There’s a heavy emphasis on intermediate and long approach shots at Innisbrook. Though the golf course stretches over 7,300 yards, players will keep the driver in the bag more often than they typically do. Players will be tested from 150+ and 200+ yards a lot.
In addition, four of the five Par 3’s play over 200 yards, with the last playing 195 yards. And while not all the Par 5’s are reachable, there are a few where players can attempt to go for the green. Some of the best ball strikers on the PGA Tour are fantastic with their intermediate and long approach shots. No wonder this golf course heavily favors those types of players this week.
But we can’t completely just throw out putting this week. While the best ball strikers generally rise to the top of the leaderboard, it’s those who putt the best in the tournament are the ones who ultimately prevail. That’s very apparent in the variation of scoring at the golf course:
It is much easier to separate yourself on the leaderboard based on how you putt in the tournament than it is with your ball striking. Sure, ball striking your way will get you in the Top 30 on the leaderboard. But from there, the field separates themselves based on how they putt. Break ties this week with great ball strikers who can run hot and cold with the putter. Maybe you’ll catch one on a peak week.

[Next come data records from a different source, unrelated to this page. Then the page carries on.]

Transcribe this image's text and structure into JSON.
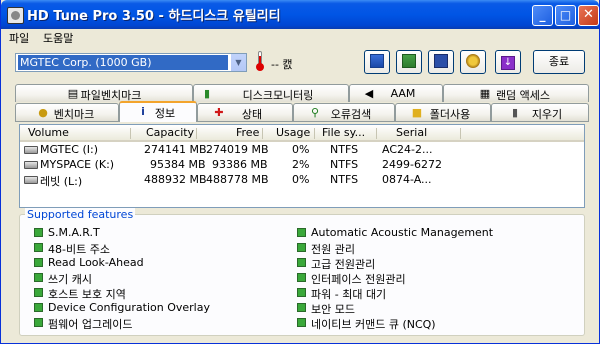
{
  "window": {
    "title": "HD Tune Pro 3.50 - 하드디스크 유틸리티",
    "minimize": "_",
    "maximize": "□",
    "close": "✕"
  },
  "menu": {
    "items": [
      "파일",
      "도움말"
    ]
  },
  "toolbar": {
    "drive_selected": "MGTEC  Corp. (1000 GB)",
    "temperature": "-- 캜",
    "exit_label": "종료",
    "icons": [
      "copy-icon",
      "copy-screenshot-icon",
      "save-icon",
      "options-icon",
      "download-icon"
    ]
  },
  "tabs": {
    "row1": [
      {
        "label": "파일벤치마크",
        "icon": "file-benchmark-icon"
      },
      {
        "label": "디스크모니터링",
        "icon": "disk-monitor-icon"
      },
      {
        "label": "AAM",
        "icon": "speaker-icon"
      },
      {
        "label": "랜덤 액세스",
        "icon": "random-access-icon"
      }
    ],
    "row2": [
      {
        "label": "벤치마크",
        "icon": "benchmark-icon"
      },
      {
        "label": "정보",
        "icon": "info-icon"
      },
      {
        "label": "상태",
        "icon": "health-icon"
      },
      {
        "label": "오류검색",
        "icon": "error-scan-icon"
      },
      {
        "label": "폴더사용",
        "icon": "folder-usage-icon"
      },
      {
        "label": "지우기",
        "icon": "erase-icon"
      }
    ],
    "active": "정보"
  },
  "volumes": {
    "columns": [
      "Volume",
      "Capacity",
      "Free",
      "Usage",
      "File sy...",
      "Serial"
    ],
    "rows": [
      {
        "volume": "MGTEC (I:)",
        "capacity": "274141 MB",
        "free": "274019 MB",
        "usage": "0%",
        "fs": "NTFS",
        "serial": "AC24-2..."
      },
      {
        "volume": "MYSPACE (K:)",
        "capacity": "95384 MB",
        "free": "93386 MB",
        "usage": "2%",
        "fs": "NTFS",
        "serial": "2499-6272"
      },
      {
        "volume": "레빗 (L:)",
        "capacity": "488932 MB",
        "free": "488778 MB",
        "usage": "0%",
        "fs": "NTFS",
        "serial": "0874-A..."
      }
    ]
  },
  "features": {
    "title": "Supported features",
    "left": [
      "S.M.A.R.T",
      "48-비트 주소",
      "Read Look-Ahead",
      "쓰기 캐시",
      "호스트 보호 지역",
      "Device Configuration Overlay",
      "펌웨어 업그레이드"
    ],
    "right": [
      "Automatic Acoustic Management",
      "전원 관리",
      "고급 전원관리",
      "인터페이스 전원관리",
      "파워 - 최대 대기",
      "보안 모드",
      "네이티브 커맨드 큐 (NCQ)"
    ]
  }
}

Lastly, here are the Top 10 players in the field who have gained the most strokes per round at Innisbrook:
- Viktor Hovland – +3.15, 4 Rounds
- Sam Burns – +2.30, 12 Rounds
- Abraham Ancer – ++2.23, 8 Rounds
- Matt Kuchar – +1.45, 38 Rounds
- Luke Donald – +1.44, 38 Rounds
- Joaquin Niemann – +1.43, 8 Rounds
- Louis Oosthuizen – +1.35, 26 Rounds
- Henrik Stenson – +1.33, 22 Rounds
- Paul Casey – +1.31, 24 Rounds
- Denny McCarthy – +1.30, 8 Rounds
This list almost perfectly encapsulates the relative skill set chart above. There’s a mix between long and short hitters. There’s also a mix of good and poor putters. But almost all these players are premier ball strikers. They’re consistent, accurate, and deadly with their intermediate and long irons. This list is a great preview of what to expect at the 2022 Valspar Championship.